If you are only using it for downhill skiing, I wouldn't make your main jacket a soft-shell. Its what you want if you are doing hiking, xc skiing, etc, because it is highly breathable so won't trap as much sweat as gortex, etc. (gortex, hyvent, and similiar waterproof materials generally suck for hiking and stuff cause it doesnt breath for crap.. !!) Soft shell jackets breathe much better, but at the expense of weather protection... mainly water proofing. So if this jacket is only for downhill skiing and nothing else, a softshell is a bad choice. If you also go hiking in the winter or something, then it would be more justified, but I still dont think it should be your only jacket.
Well, I decided to go ahead and pull the trigger on the Zero-G. It's a bit of a calculated risk, since I know I'm sacrificing some weatherproofness with the softshell, but since I tended to be too warm more often than too cold, I'm hoping the gains in breathability will offset any issues caused by the less waterproof outer layer.
I'll be sure to report back after the snow flies, but at least off the rack, this coat seems to fit me about 20x better than the Columbia it's replacing, so I'm optimistic...
The early reports are in, and they're very good!
After spending a chilly day at Seven Springs, and a less-chilly one at Liberty, I was pretty happy with the jacket (to say nothing of the fact that it actually looks great as a casual piece of outerwear). Then, I took it to Vermont last weekend (trip reports forthcoming if I can get the time to do them). It was COLD. Temps at the base of the mountain tended to be around 0 degrees, and the first two days (at Pico and Sugarbush) lots of lifts were on wind hold. Having heard that the softshells weren't as wind-proof, I was a little worried, but needn't have been.

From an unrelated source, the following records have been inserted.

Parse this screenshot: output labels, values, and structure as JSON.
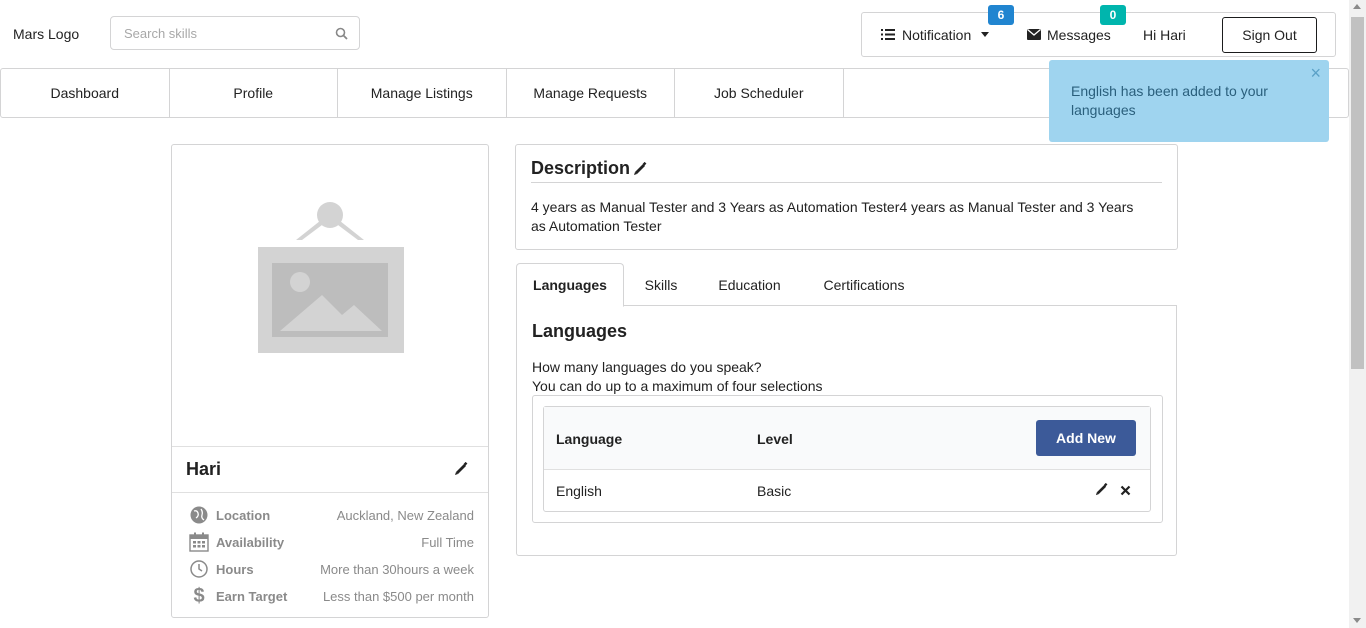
{
  "header": {
    "logo": "Mars Logo",
    "search_placeholder": "Search skills",
    "notification_label": "Notification",
    "notification_count": "6",
    "messages_label": "Messages",
    "messages_count": "0",
    "greeting": "Hi Hari",
    "sign_out": "Sign Out"
  },
  "nav": {
    "items": [
      {
        "label": "Dashboard"
      },
      {
        "label": "Profile"
      },
      {
        "label": "Manage Listings"
      },
      {
        "label": "Manage Requests"
      },
      {
        "label": "Job Scheduler"
      }
    ]
  },
  "toast": {
    "message": "English has been added to your languages",
    "close": "×"
  },
  "profile": {
    "name": "Hari",
    "details": [
      {
        "icon": "globe-icon",
        "label": "Location",
        "value": "Auckland, New Zealand"
      },
      {
        "icon": "calendar-icon",
        "label": "Availability",
        "value": "Full Time"
      },
      {
        "icon": "clock-icon",
        "label": "Hours",
        "value": "More than 30hours a week"
      },
      {
        "icon": "dollar-icon",
        "label": "Earn Target",
        "value": "Less than $500 per month"
      }
    ]
  },
  "description": {
    "title": "Description",
    "text": "4 years as Manual Tester and 3 Years as Automation Tester4 years as Manual Tester and 3 Years as Automation Tester"
  },
  "tabs": [
    {
      "label": "Languages",
      "active": true
    },
    {
      "label": "Skills",
      "active": false
    },
    {
      "label": "Education",
      "active": false
    },
    {
      "label": "Certifications",
      "active": false
    }
  ],
  "languages": {
    "title": "Languages",
    "question": "How many languages do you speak?",
    "hint": "You can do up to a maximum of four selections",
    "col_language": "Language",
    "col_level": "Level",
    "add_new": "Add New",
    "rows": [
      {
        "language": "English",
        "level": "Basic"
      }
    ]
  },
  "colors": {
    "accent": "#3c5a99",
    "badge_blue": "#2185d0",
    "badge_teal": "#00b5ad",
    "toast_bg": "#9fd4ef"
  }
}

Under the jacket I was wearing a single layer - an Under Armor ColdGear (not the compression) 1/4-zip long-sleeve top. That's it. I was only cold a few times while sitting on the lift, but as soon as I got moving again, I was warm. If -20 to -30 degree windchills weren't enough to get through that jacket, I guess all I have to worry about is whether it'll stand up in wet conditions.
In short, I recommend the jacket, and couldn't be happier with it. Now I just need some warmer gloves...
Aaron, I knew you would love it. For me, I had the hardest time in the world trying to find the color combination for my other half's Christmas present. Apparently the ski manufacturers or more correctly, retailers, have decided that Americans are all fat and therefore the only thing I could find was XL jackets and XXL and XXXL pants. So I settled for a Spyder outfit with all the accessories, and I had to get this online. If you have a 30 waistline you're out of luck.
Having said that, the quality of Cloudveil is without par.